Found in calamine lotion, baby powder, anti-dandruff shampoos and diaper rash ointment, zinc oxide has many medical uses. The basic antibacterial and deodorizing properties also result in it being used as an additive in cotton fabrics, rubber and food packaging. These characteristic isn’t exclusive to zinc oxide, but can also be found in silver. Both have fine particles with a relatively large surface area, but silver’s use is uneconomical.

Added to charcoal, it used in cigarette filters to reduce the amount of harmful chemicals from tobacco smoke. Added to food products (like breakfast cereals), it provides a good source of zinc. As a pigment in paints it has resulted in a color called Chinese white. It also is a primary ingredient in many mineral makeup products.

It is also long been used to add a corrosive resistant finish on metals, especially useful on iron which reacts with organic coatings resulting in a loss of adhesion. Zinc Oxide coatings are used on energy-saving and heat-protecting windows. The coating lets visible light through while reflecting infrared radiation. Applied on the inside of a window helps keep heat inside a room, while on the outside help keeps the heat out.

Many have expressed concern that zinc oxide may be absorbed into the skin, however scientific studies have found no evidence that any ill-effects of direct contact with skin. Try adding zinc oxide into your repertoire of homemade ingredients. From adding SPF to your lotions and lip balms, to helping preventing dandruff in your shampoos, zinc oxide might become your best friend.

21 Reviews

  • 5
    good price for the size

    Posted by April on 29th Nov 2016

    seems to make well, the price for the size is good. I'm pretty happy with the product, I will be re ordering the zinc here again, melt well in heat, so far holds its standards.

  • 5

    Posted by Mar on 16th Oct 2016

    I make my own deodorant and this product works very well! Nice price and fast delivery! Thank you!

  • 5
    so far so good

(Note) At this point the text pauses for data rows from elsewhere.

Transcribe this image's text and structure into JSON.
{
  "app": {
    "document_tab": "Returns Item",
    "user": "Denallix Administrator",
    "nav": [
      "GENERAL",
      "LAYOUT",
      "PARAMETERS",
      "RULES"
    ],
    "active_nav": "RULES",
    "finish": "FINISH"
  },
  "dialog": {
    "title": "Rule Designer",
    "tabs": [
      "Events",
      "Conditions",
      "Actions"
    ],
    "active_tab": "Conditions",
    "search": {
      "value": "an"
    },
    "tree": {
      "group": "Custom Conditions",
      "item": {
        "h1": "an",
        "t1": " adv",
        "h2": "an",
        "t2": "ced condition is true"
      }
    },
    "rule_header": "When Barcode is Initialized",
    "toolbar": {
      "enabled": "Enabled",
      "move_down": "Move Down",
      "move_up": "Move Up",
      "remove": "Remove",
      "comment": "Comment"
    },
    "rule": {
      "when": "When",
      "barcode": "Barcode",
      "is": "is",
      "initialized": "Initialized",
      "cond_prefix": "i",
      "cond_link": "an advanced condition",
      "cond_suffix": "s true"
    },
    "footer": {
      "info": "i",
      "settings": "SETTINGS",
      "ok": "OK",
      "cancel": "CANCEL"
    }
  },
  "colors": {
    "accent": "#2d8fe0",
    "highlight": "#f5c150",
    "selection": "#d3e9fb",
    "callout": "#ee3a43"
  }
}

    Posted by Beth on 26th Sep 2016

    Bought zinc oxide to make sunscreen. I added it to my shea butter / olive oil mixture and like the creamy texture... it feels good on my dry skin. I don't have enough experience with it in the sun, but so far so good...instead of $11 a tube of unpronounceable chemicals, a few cents for shea butter olive oil and zinc oxide!

  • 5
    zinc oxide

    Posted by roose on 12th Jul 2016

    Very good quality with effective delivery

  • 5
    Zinc Oxide Powder

    Posted by Elaine on 1st Jul 2016

    Very nice product, and an excellent price. Fast shipping. Am using this mixed half-and-half with arrowroot for a soothing body powder. I like it!

  • 5

    Posted by Unknown on 30th Jun 2016

    My order was received quickly and the product is of good quality. I will be ordering again!

  • 5
    Zinc oxide

    Posted by Unknown on 29th Mar 2016

    I am using this product for homemade sunscreen. When mixed with oils & butters it is very similar to diaper rash ointment. I think it works very well as sunscreen.

  • 5
    Easy to use

    Posted by Janice on 12th Aug 2015

    Great product and price. Use it with shea butter and essential oils to make a Balmex type products for a bedridden adult.So much cheap and smells better then store bought.

  • 5
    Works in Florida sun!

    Posted by Danielle on 23rd May 2015

    I purchased this to make sunscreen for myself and my children on our recent trip to Florida to avoid all of the chemicals in commercial sunscreen. I tested it on myself over a period of 3 days and it worked wonderfully! My only negative is it sits on top of your skin and never *really* soaks in so it is a bit messy to put on and then ride in a car (must be put on at the beach or your destination). However, I'm not sure of this is due to the zinc oxide itself or my base--I need to research why it doesn't soak in better. I purchased it for sunscreen and it performed it's intended task so I am satisfied!